RedYawning Search ended up writing has three components: a library to get updates from the blogosphere on what’s changed, a service that runs to pull down RSS feeds and write them to disk and a web site to let you execute the queries. The total time in writing the RY Search was about 6 hours.
The first problem is getting some content for you to crawl. In order to get myself bootstrapped, I knew that sites like weblogs.com and blo.gs allow sites to ping them and let applications consume those updates via some API. Weblogs.com is a pretty wacky system of a gigantic XML file but blo.gs provides a real-time XML fragment stream that you can hook in to get real time updates that it’s receiving. To consume those updates, I wrote a little C# library called CloudStreamer that hooks in to the stream from blo.gs and fires back a event to all the event subscribers for every weblog that comes across its path. The only trick I ran in to on CloudStreamer was sometimes the blo.gs feed would drop out and stop transmitting, so CloudStreamer has the ability to recycle itself if it stops getting data or is getting bad data.
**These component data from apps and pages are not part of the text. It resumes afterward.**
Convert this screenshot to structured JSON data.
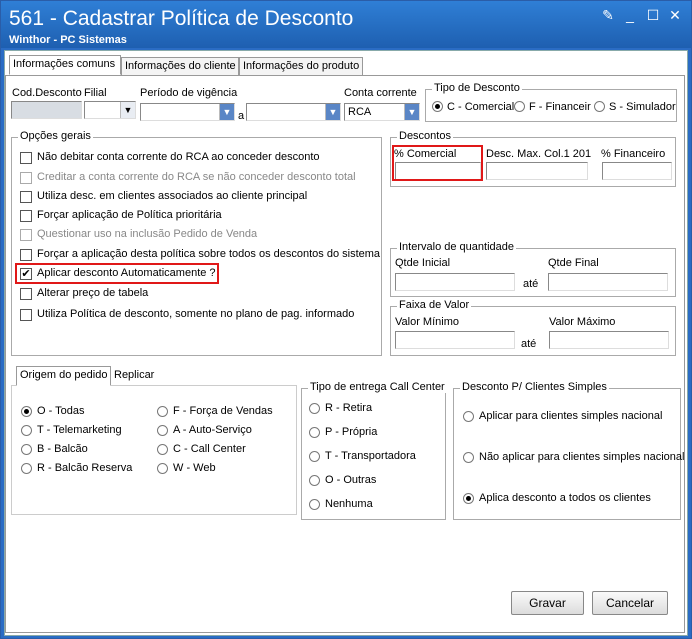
{
  "window": {
    "title": "561 - Cadastrar Política de Desconto",
    "subtitle": "Winthor - PC Sistemas"
  },
  "tabs": [
    "Informações comuns",
    "Informações do cliente",
    "Informações do produto"
  ],
  "fields": {
    "cod_desconto": "Cod.Desconto",
    "filial": "Filial",
    "periodo": "Período de vigência",
    "a": "a",
    "conta_corrente": "Conta corrente",
    "conta_corrente_value": "RCA"
  },
  "tipo_desconto": {
    "title": "Tipo de Desconto",
    "options": [
      "C - Comercial",
      "F - Financeiro",
      "S - Simulador"
    ],
    "selected": 0
  },
  "opcoes_gerais": {
    "title": "Opções gerais",
    "items": [
      {
        "label": "Não debitar conta corrente do RCA ao conceder desconto",
        "checked": false,
        "disabled": false
      },
      {
        "label": "Creditar a conta corrente do RCA se não conceder desconto total",
        "checked": false,
        "disabled": true
      },
      {
        "label": "Utiliza desc. em clientes associados ao cliente principal",
        "checked": false,
        "disabled": false
      },
      {
        "label": "Forçar aplicação de Política prioritária",
        "checked": false,
        "disabled": false
      },
      {
        "label": "Questionar uso na inclusão Pedido de Venda",
        "checked": false,
        "disabled": true
      },
      {
        "label": "Forçar a aplicação desta política sobre todos os descontos do sistema",
        "checked": false,
        "disabled": false
      },
      {
        "label": "Aplicar desconto Automaticamente ?",
        "checked": true,
        "disabled": false
      },
      {
        "label": "Alterar preço de tabela",
        "checked": false,
        "disabled": false
      },
      {
        "label": "Utiliza Política de desconto, somente no plano de pag. informado",
        "checked": false,
        "disabled": false
      }
    ]
  },
  "descontos": {
    "title": "Descontos",
    "comercial": "% Comercial",
    "desc_max": "Desc. Max. Col.1 201",
    "financeiro": "% Financeiro"
  },
  "intervalo": {
    "title": "Intervalo de quantidade",
    "inicial": "Qtde Inicial",
    "final": "Qtde Final",
    "ate": "até"
  },
  "faixa": {
    "title": "Faixa de Valor",
    "minimo": "Valor Mínimo",
    "maximo": "Valor Máximo",
    "ate": "até"
  },
  "subtabs": [
    "Origem do pedido",
    "Replicar"
  ],
  "origem": {
    "left": [
      "O - Todas",
      "T - Telemarketing",
      "B - Balcão",
      "R - Balcão Reserva"
    ],
    "right": [
      "F - Força de Vendas",
      "A - Auto-Serviço",
      "C - Call Center",
      "W - Web"
    ],
    "selected": "O - Todas"
  },
  "entrega": {
    "title": "Tipo de entrega Call Center",
    "options": [
      "R - Retira",
      "P - Própria",
      "T - Transportadora",
      "O - Outras",
      "Nenhuma"
    ]
  },
  "simples": {
    "title": "Desconto P/ Clientes Simples",
    "options": [
      "Aplicar para clientes simples nacional",
      "Não aplicar para clientes simples nacional",
      "Aplica desconto a todos os clientes"
    ],
    "selected": 2
  },
  "buttons": {
    "gravar": "Gravar",
    "cancelar": "Cancelar"
  }
}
The Service was a multi-threaded app that’s backed by a database. It has two heads, the first to receive and queue blog updates via CloudStreamer and the second to dequeue updates out of the database and read, parse and save their RSS (or ATOM) feeds. In a typical search system, this component is the crawler. In the database is stored the feed locations and whether they need updates and the metadata for each entry (e.g. the permalink, the Title, and a unique ID). When stored to disk the individual entries are written down as regular text files into a file named whatever the ID was, in to a directory modulo some partitioning value of the ID (in order to keep directories from getting too full or hard to manage).
In order to actually index the individual RSS entries, the major saving grace is the Windows Search service. I can’t believe this thing: it’s been around since Windows 2000 and it rocks. I can’t believe nobody has used it. My use of it is super straightforward: I tell it to index the files that are stored to disk. That’s it. Whenever you execute a search against its index, it returns to you the name of the file it found the words in, which, conveniently enough, is the ID of the entry. The last piece, the web site, simply accesses the Search service through its ODBC interface, gets a list of filenames, uses those as IDs to look up titles in the database and poof, a blog search engine.
Download RedYawningSearch v1.0.